Mended Little HeartGuide

Introduction Contents SECTION • Avoid low-fat and fat-free items. • In addition to fruits and vegetables, offer foods that are naturally high in calories: peanut butter, avocados, cheese, nuts/seeds, beans, meats, etc. For more helpful information on increasing calories, see this list of high-calorie foods from Cincinnati Children’s Hospital. Heart-Healthy Nutrition for Life At the beginning of your child’s life, you may have needed to increase calories so that your son or daughter would gain weight, but as he or she grows older, it is important to encourage a heart-healthy diet. A balanced diet will not only help your child avoid acquired heart disease and other conditions, it will also keep their weight at a healthy level. Pairing a nutritious diet with exercise where possible (see the section in this Mended Little HeartGuide on Exercise and CHD) will help children stay healthy into adulthood. About My Child’s Heart Table of It may be necessary for your child to follow a lowsodium or fat-restricted diet at some point. It is also possible that his or her energy needs will always be higher than someone without CHD. Here are some general guidelines to follow. For more information, consult a dietitian: • Eat foods from all food groups (vegetables, fruits, meat/protein, dairy, grains). • Choose whole grains when possible (whole wheat bread, whole wheat pasta, brown rice, oatmeal, whole grain cereal, etc.). Avoid foods made with white flour. • Choose lean meats (turkey, chicken, lean beef, fish). • Use low-fat methods to cook foods (baking, broiling or grilling instead of frying). • Limit the use of a salt shaker and limit frozen, canned and boxed foods, which are generally higher in sodium/salt. • Choose fresh fruits over fruit juice. • Eat a variety of non-starchy vegetables daily. For more information about healthy eating for the whole family, visit ChooseMyPlate.gov. Go To 70

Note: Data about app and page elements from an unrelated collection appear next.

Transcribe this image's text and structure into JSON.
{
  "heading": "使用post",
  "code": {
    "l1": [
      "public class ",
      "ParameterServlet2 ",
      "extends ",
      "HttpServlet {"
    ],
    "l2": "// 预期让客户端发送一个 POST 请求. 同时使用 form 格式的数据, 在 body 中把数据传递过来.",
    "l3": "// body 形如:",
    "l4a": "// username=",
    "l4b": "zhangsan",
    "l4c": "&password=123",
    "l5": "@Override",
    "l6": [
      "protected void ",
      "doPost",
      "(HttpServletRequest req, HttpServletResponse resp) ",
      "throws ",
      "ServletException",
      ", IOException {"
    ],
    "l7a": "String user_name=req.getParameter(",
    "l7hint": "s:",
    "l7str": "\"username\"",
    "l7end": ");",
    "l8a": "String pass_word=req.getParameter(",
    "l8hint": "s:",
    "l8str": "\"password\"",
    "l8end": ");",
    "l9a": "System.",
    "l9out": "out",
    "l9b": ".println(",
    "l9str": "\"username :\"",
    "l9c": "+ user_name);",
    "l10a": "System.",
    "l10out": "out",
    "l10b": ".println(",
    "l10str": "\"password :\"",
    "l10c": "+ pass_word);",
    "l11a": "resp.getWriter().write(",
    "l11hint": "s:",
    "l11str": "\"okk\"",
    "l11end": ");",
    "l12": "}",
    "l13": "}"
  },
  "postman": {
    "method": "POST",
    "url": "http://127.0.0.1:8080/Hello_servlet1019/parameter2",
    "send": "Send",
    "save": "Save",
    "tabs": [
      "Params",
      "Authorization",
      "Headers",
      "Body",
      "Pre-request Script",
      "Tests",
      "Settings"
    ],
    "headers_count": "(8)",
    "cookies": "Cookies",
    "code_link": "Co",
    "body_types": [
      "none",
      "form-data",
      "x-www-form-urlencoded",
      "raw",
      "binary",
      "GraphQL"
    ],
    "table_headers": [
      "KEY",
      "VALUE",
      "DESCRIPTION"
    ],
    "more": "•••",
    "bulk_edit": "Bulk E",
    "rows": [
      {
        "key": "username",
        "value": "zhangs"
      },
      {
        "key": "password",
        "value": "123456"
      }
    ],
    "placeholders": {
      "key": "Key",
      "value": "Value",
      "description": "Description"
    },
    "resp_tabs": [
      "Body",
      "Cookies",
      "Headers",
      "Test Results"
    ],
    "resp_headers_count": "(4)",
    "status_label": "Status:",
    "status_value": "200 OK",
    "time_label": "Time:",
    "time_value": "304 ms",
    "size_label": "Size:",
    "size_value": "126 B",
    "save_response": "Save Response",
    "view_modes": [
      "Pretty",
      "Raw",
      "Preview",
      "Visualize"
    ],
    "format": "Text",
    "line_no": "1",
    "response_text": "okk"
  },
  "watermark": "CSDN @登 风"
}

Mended Little HeartGuide
To see the actual publication please follow the link above